Nora, a student of architecture, recently contacted me for some ideas about a house for a watchmaker. This is one of those inane projects they ask you to take on in architecture school. I’ve decided, however, to throw some ideas out there.
First, I don’t like to bring my work home because I have 3 little boys and a wife who need my time, so I don’t. I need a house suited to the lifestyle of young children. White carpet is not a good idea! White walls are not a good idea. I need a house I can spray down to wash it off.
Now, to leave my cynicism behind and address the needs of a watchmaker in his shop: Watchmaker’s spend much of their time focusing on the 9 square inches directly in front of them. During the repair of a watch I wear a loupe which, as we discussed before requires your face to about 2 inches from your work. Since this is where you spend most of your time a good bench is essential to a good shop. It should be high enough that you don’t have to strain your neck to get that close to your work. It should also have arm supports which allow you to keep your elbows below your shoulders and your hands at the workpiece. It also needs good lighting. Natural light is the best, but may provide security concerns. Most of my hand tools are stored in the drawers of my bench on my right hand side, since I am right handed.
In addition to my work bench I have storage for spare parts and additional work areas. Ideally this area has a microscope at a lower counter where one can actually work with the watch, if need be, and all kinds of tools for the casing work of the watch. A computer with Internet access is also a must in today’s modern world. I need a master clock to compare the watches to. I use a radio controlled quartz clock which receives the time signal from the atomic clock at the Bureau of Standards in Fort Collins, Colorado.

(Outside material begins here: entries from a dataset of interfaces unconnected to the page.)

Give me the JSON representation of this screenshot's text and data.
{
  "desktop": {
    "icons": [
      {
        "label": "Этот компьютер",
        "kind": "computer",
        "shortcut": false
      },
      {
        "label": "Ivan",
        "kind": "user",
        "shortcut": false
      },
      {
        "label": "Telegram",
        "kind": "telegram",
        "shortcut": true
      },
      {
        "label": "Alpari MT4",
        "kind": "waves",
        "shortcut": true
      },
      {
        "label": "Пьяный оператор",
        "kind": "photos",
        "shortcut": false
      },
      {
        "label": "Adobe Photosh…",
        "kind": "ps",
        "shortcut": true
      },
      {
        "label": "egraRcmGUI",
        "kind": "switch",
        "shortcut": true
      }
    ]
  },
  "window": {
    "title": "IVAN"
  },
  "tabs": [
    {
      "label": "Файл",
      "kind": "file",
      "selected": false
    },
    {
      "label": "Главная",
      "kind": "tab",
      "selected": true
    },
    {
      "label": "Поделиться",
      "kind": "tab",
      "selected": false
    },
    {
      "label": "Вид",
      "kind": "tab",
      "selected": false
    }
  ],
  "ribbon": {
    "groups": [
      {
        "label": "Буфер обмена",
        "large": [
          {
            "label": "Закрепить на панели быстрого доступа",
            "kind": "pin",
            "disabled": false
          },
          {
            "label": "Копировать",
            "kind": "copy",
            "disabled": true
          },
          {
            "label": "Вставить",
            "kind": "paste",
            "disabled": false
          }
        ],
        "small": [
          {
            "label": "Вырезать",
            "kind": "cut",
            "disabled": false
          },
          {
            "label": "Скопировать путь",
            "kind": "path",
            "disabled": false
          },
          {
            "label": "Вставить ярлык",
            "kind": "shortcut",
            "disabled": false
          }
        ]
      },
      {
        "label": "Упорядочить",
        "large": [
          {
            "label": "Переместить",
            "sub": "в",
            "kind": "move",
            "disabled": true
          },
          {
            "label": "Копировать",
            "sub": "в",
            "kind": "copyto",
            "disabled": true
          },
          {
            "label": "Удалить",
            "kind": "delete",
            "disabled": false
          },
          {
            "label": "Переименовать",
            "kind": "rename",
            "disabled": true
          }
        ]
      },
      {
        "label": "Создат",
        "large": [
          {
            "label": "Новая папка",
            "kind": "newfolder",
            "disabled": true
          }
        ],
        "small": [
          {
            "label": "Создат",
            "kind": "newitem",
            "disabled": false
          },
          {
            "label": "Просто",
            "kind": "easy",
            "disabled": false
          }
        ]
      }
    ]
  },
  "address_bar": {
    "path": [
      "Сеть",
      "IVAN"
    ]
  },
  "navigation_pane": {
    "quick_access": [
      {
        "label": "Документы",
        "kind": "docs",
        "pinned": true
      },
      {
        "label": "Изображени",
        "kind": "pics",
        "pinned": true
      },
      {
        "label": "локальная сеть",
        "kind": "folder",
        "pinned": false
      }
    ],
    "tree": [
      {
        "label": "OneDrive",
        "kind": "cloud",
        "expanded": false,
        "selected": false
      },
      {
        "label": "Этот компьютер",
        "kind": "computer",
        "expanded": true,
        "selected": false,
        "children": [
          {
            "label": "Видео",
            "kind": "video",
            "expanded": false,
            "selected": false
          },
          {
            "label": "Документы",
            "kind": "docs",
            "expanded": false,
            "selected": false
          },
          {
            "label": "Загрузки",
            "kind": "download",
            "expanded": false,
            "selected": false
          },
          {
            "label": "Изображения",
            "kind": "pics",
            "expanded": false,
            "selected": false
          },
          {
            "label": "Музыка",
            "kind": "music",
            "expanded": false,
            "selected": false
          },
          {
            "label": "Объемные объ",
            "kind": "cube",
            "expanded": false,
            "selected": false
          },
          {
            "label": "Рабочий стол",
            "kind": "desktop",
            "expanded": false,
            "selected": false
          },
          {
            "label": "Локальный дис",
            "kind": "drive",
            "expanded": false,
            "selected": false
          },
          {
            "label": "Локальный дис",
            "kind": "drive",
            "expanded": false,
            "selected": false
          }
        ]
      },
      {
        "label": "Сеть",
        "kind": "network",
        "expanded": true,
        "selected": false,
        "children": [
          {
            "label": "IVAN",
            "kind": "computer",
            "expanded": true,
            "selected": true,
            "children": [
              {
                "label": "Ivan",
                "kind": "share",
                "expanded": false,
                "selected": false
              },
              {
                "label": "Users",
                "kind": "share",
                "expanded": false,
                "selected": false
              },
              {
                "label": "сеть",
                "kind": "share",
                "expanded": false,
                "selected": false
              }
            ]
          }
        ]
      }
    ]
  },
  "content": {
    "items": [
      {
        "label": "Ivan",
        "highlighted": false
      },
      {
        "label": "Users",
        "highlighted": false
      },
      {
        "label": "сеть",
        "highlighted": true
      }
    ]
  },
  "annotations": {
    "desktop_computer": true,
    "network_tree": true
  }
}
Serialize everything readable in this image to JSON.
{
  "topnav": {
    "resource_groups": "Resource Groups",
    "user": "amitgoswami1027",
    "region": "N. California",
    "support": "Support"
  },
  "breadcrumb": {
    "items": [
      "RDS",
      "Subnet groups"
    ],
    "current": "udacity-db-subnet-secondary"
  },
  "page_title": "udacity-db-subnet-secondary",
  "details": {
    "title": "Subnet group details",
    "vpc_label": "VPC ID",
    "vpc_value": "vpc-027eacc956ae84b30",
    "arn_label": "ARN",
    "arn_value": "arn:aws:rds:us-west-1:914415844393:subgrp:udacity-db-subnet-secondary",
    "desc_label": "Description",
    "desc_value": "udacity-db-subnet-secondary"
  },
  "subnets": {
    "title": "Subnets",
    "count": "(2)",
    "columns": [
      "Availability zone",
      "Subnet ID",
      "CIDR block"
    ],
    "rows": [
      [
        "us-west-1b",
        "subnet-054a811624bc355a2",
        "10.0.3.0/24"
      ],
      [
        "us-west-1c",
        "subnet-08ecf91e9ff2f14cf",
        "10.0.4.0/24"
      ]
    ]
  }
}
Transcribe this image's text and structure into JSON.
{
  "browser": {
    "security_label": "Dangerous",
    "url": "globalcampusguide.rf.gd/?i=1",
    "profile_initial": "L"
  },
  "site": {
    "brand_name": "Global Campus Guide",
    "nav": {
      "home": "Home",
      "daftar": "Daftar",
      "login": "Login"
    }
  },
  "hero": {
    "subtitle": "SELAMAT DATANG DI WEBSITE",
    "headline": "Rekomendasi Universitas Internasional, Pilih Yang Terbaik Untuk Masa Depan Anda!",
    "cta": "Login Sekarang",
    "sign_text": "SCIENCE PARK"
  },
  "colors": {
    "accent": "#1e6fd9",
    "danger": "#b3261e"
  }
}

A watchmaker’s shop needs to be very clean. Dust and lint are a watchmaker’s enemy so acoustic tile is horrid! Smooth surfaces are the best. I sometimes, look for stuff on the ground so a floor that is soft, smooth, and a solid light color is ideal. That tiny gap between the floor and the baseboards, is a great place for things to get lost so a smooth transition between floor and wall would be absolutely ideal. And as long as we are talking about ideals, a positive air flow to keep dust from entering would also be the things dreams are made of.
Cleaning equipment should be kept in a separate area from the work area and should be well ventilated. In addition polishing equipment should be in another separate area and heavily exhausted. Another shop with a bench and a lathe for micro-mechanical work would just be super nice to keep the metal shavings generated from filing and turning from contaminating the clean area.
As for security: a watchmaker needs a safe to put away his work at night. If he works directly with customers he/she needs an area to receive customers and their work, which should be comfortable, safe and away from the work area.
In addtion, the American Watchmaker’s Clockmaker’s Institute makes available sample floor plans for workshops.